From the entries below, copy every line that holds the word "taglia".

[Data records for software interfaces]
═══
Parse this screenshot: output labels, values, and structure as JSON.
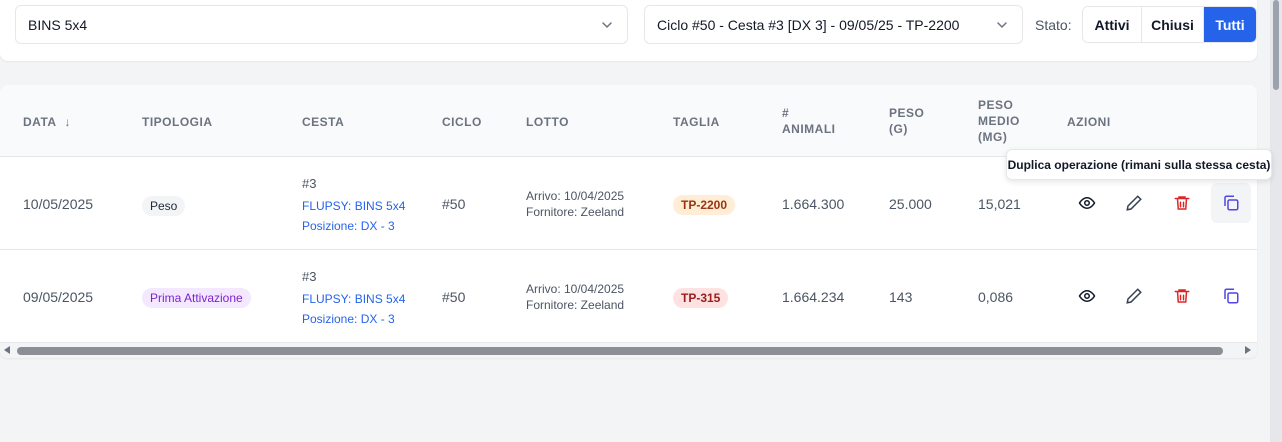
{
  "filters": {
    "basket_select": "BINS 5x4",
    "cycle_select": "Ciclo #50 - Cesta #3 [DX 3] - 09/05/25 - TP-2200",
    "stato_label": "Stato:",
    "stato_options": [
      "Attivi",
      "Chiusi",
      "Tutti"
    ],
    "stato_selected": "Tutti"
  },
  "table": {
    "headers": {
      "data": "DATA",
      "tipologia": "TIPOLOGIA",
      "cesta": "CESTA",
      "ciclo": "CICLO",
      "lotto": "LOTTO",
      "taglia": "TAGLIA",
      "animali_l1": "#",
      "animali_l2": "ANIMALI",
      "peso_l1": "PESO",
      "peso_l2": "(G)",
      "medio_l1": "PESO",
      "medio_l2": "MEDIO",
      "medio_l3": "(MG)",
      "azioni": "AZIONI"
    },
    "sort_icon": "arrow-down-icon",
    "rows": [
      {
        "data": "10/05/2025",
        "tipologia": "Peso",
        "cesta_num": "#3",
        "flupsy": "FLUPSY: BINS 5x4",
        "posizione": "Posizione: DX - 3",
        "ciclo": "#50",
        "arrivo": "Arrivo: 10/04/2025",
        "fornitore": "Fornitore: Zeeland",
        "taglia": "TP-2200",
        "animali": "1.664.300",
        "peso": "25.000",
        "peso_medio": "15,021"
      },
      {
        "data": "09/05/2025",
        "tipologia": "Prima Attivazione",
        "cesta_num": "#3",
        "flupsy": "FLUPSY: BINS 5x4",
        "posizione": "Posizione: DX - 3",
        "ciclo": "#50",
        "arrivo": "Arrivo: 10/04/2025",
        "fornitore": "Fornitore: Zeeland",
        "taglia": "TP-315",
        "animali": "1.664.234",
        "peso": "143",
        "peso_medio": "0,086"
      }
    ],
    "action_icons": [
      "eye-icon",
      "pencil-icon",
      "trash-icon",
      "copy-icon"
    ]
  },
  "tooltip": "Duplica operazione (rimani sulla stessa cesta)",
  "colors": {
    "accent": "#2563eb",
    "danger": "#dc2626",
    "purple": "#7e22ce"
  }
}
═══
**Answer space**
      "taglia": "TAGLIA",
        "taglia": "TP-2200",
        "taglia": "TP-315",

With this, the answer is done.